Celebrating Disability History Month: Investigating the Experiences of Women with a Learning Disability in World War One

Warning: This article contains offensive language used to describe people with a learning disability during the First World War.

Disability History Month runs 16th November – 16th December. It is an annual event focused on the history of people with disabilities.

This disability history month we want to celebrate the important research our members are doing to bring to light the overlooked history of people with learning disabilities. In 2020 a group of members worked on the Pioneers research project to find out about the experiences of people with learning disabilities during World War One. They found records of men being enlisted into the British army who had learning disabilities and followed their lives. 

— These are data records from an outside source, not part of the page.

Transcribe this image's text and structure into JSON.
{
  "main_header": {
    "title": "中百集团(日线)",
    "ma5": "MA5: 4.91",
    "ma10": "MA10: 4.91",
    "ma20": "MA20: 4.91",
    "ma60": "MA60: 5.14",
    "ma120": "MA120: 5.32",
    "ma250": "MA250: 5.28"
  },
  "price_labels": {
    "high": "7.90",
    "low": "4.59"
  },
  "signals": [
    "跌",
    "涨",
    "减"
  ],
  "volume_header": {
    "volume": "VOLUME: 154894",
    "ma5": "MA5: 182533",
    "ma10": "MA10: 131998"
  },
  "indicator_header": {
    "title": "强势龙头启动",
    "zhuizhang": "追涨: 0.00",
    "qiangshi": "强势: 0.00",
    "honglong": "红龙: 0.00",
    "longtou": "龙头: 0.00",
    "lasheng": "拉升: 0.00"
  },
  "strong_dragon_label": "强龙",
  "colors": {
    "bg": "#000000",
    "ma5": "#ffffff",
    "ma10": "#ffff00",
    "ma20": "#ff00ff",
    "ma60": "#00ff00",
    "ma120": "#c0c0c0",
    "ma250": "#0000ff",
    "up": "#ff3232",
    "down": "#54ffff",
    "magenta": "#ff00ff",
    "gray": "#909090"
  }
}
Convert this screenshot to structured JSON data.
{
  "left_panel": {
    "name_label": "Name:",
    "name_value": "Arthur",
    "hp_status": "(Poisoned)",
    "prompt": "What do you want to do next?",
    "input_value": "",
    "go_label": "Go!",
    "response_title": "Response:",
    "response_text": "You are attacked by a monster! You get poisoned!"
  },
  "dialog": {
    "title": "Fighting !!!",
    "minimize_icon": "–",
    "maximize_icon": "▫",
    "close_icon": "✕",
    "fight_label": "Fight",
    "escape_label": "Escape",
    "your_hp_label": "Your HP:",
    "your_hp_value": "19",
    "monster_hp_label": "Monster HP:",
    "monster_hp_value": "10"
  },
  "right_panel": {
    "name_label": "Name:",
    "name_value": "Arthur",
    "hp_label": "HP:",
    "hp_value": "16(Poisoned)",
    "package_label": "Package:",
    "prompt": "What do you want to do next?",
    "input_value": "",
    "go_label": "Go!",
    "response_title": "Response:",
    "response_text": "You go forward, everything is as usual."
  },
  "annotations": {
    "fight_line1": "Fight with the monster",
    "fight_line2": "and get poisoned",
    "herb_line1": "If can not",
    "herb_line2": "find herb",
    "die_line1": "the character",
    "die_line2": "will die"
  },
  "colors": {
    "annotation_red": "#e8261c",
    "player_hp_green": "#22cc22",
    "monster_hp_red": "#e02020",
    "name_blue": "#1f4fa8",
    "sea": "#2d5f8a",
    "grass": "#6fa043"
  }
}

The team uncovered over thirty stories of men with learning disabilities who stayed at field hospitals in France and Belgium, and military hopsitals in England such as the Royal Victoria and Royal Albert hospitals. They explored the terms used to describe people with a disability, such as ‘imbecile’ and ‘feeble-minded’. Sources from the National Archives showed that prior to the war, many individuals with a learning disability lived permenantly in secure hospitals and engaged in work such as tailoring. Following the outbreak of war in 1914, these individuals enlisted themselves, with some rising to the ranks of Lance Corporal.

For our current research project, the team have decided to focus on the experiences of women duing the First World War. A small team of young female researchers are working alongside a steering committee, which includes members who were part of the original Pioneers research team. The two research groups have been working together to try and find records of women with learning disabilities in Oxford in the year 1918. Through visits to archives and research centres, they are hoping to find out what their lives were like compared to men with learning disabilities at this time.

Gina Regan, who worked on the original Pioneers project and is now on the steering committee for the women’s research, said “so far we have had some meetings discussing what we want to find out and have taken one trip to the Oxfordshire History Centre Archives. We saw a lot of very old books that we had to wear special gloves to touch. We were looking at records of people being detained, it was quite upsetting to see how they were treated and the words that were used to describe them.”

No one talks about history from the perspective of disabled people, so it feels good to be doing it.”

“It’s really interesting to be working on this again, I am learning things I never would have learned before. No one talks about history from the perspective of disabled people so it feels good to be doing it even though it can be hard to follow and upsetting to look at.”

“I learned that there was no such thing as learning disability in around 1918, there were all different words and categories used. I want to keep finding out more about these women and their lives because it is interesting to feel like you have a connection and the same experience as someone but from so long ago.”

Thank you to the National Lottery Heritage Fund for funding this project.

Can we support you with your research project?

For more information on our Research Projects, please click here or get in touch with Iarfhlaith, our Research and Projects Coordinator, at iar@mylifemychoice.org.uk.